Ok, so the 2020 target may look like it’s unachievable, but building a bridgehead to the future is essential – ‘the stone age didn’t end because we ran out of stones’. History has a habit of repeating itself, and this time round it is unlikely that full depletion of oil stocks will be the catalyst for a transition to alternative power sources, although rising oil prices will inevitably be a factor. “Big Auto” is now in the game in a serious way and it seems likely that we are at the start of a paradigm shift away from oil. Whether EVs represent a longer term replacement technology or a stepping stone to hydrogen fuel cell powered vehicles remains unclear at this point. So we may now be at the Betamax moment – with uncertainty about which technology (EV or fuel cell) to back.

What are the opportunities to influence consumers’ future purchasing decisions?

If the 2020 EV target is to remain more than just a pipe dream, consumers need much greater clarity and a higher degree of certainty about future direction of technological evolution. For this to be achieved, governments need to join forces with industry to share the efforts, costs and risks of technological development, and the not so easy task of influencing consumer purchasing decisions.

[1] Source: – CSO

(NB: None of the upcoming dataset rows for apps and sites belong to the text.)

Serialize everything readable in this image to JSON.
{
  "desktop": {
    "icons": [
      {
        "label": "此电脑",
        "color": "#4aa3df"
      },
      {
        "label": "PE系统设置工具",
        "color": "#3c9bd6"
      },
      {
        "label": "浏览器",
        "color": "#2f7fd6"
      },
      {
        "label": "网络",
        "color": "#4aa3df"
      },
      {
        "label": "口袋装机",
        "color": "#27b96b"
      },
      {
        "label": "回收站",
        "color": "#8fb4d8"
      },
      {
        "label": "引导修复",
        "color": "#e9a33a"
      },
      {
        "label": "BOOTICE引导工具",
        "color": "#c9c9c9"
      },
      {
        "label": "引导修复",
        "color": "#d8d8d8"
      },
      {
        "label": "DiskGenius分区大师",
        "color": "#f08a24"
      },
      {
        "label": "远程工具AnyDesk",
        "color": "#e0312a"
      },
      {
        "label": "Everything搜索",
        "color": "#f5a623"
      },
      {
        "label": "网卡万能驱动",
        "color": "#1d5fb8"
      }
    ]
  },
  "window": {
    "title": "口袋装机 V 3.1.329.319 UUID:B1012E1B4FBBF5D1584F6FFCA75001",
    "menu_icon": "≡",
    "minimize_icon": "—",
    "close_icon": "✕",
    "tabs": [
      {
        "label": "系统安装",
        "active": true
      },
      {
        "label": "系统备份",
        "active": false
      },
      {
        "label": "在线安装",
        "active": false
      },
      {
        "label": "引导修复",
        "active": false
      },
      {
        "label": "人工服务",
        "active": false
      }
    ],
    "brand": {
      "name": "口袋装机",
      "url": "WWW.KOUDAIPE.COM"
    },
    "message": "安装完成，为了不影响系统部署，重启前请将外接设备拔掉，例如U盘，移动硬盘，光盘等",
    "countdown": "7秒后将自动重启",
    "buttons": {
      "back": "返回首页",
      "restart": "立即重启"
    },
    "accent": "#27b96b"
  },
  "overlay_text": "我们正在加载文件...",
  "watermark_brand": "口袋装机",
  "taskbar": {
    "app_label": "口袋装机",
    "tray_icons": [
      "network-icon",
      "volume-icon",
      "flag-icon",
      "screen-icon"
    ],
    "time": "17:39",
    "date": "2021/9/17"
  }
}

[2] Defined by CSO as vehicles powered by one of electric, gas, steam, petrol and gas, ethanol, biodiesel, liquefied petroleum

[3] CSO has confirmed that all 215 vehicles registered in 2012 as ‘Other Fuel Types’ were EVs.

[4] 21% (transport’s GHG contributions) * 10% (% EV use) * 51% (emissions saving per vehicle)

[5] The Diffusion Process, Special Report No. 18; Bohlen, Joe M; Beal, George M (May 1957)

[6] Diffusion of Innovations, Everett Rogers (1962)

[7] Derived from: Traffic Research & Information Note, Potential Penetration of Electric Vehicles in Irelands Road Vehicle Fleet, NRA (February 2011); and New Passenger Vehicle Registrations EU27 1991 to 2012, All Ireland Research Observatory

Article Author: Ciaran McKeon, Transport Insights’ Managing Director
Email: [email protected]
Phone: +353 1 685 2279